Santa Monica’s Tacoteca has a lot of collaborative clout, with Umami Burger’s Adam Fleischman teaming up with Chef Ricardo Diaz (Guisados, Colonia Taco Lounge, Cook’s Tortas) to bring a refined Mexican street food concept to the westside. Tacos may be the title feature of this eatery, but make no mistake: its bar program steals the show. Several sips into one of head bartender Gilbert Marquez’s mezcal-based masterpieces, I heard myself utter the words, “We need to come here more often.” Coming from an eastsider, that's saying something. The tapas-style tacos are not to be missed—we enjoyed the grilled shrimp, seared ahi, lamb barbacoa and chorizo varieties—but they were hastily devoured as we shifted our focus entirely to Tacoteca’s liquid realm. If you’re a fan of mezcal, there are more than 90 to choose from, with mezcal flights also available.
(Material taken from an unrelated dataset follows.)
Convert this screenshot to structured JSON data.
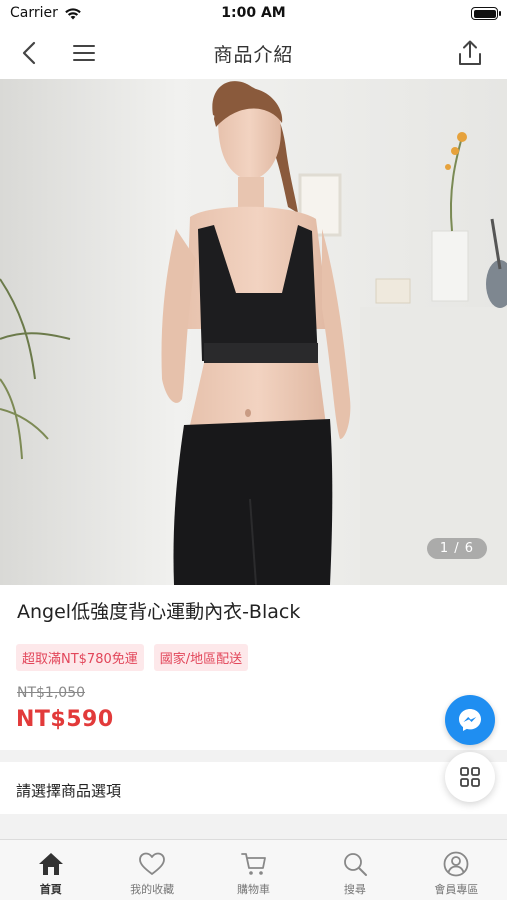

For skeptics, there’s always tequila, but we’d encourage you to experience the artistry of Marquez’s cocktails, which use unique and unexpected ingredients to either enhance or subdue the spirit’s signature smokiness. With an array of equally novel garnishes, you may even develop a taste for crickets.
Good for: If you live on the westside, congratulations—you just found your new post-work happy hour/date night spot. If you don’t, here’s a good excuse to meet up with those cross-town friends you’ve been neglecting. Just make sure someone else drives, because you’ll want to try every cocktail on the menu.
The scene: Tacoteca’s atmosphere is definitely more geared toward dining than drinking, with limited seating at the bar and table service everywhere else. Behind the bar, a fraction of the mezcal selection is on glimmering display as the bartenders create and disperse their magnificent concoctions to customers and servers. Framed tiles and beaded chandeliers accent the relatively minimalist space, where co-workers and friends casually drink up and chow down amid the dull roar of Latin music.
Drink this: Starting on the smoke-heavy side of the spectrum is the La Bruxa ($13), an unexpectedly spicy combination of jalapeno-infused mezcal, banana, cilantro and lime. The addition of activated charcoal not only embraces the “campfire” flavor often associated with mezcal, but also gradually sifts down from the top of the drink to create a delicate two-tone effect. The manly Mexican Standoff ($13) spares any such theatrics, going straight for the jugular with a strong punch of mezcal, aged rum and house-made falernum bitters. Heading into lighter territory we discovered our favorite drink of the night, the indescribable Aguacatero ($13). An iridescent pale green creation made with mezcal, green chartreuse, lime and avocado, it had a smoothness and earthy flavor unlike anything we’ve tasted in recent memory, including the cricket garnish. Almost as enticing was the Santa Vera ($12) a subtly sweet blend of mezcal, aloe liqueur and homemade pistachio orgeat topped with meringue. Decadent, dessert-like, yet surprisingly light, it’s an excellent way to round out your mezcal education.
Our Tip: For an extra $2, you can order an orange slice with crickets and worm salt, smoked spiced chocolate or cucumber and tajin to accompany your mezcal. Ask your server or bartender for recommendations on what pairs best with what you’re drinking. And for God’s sake: sip it, don’t shoot it.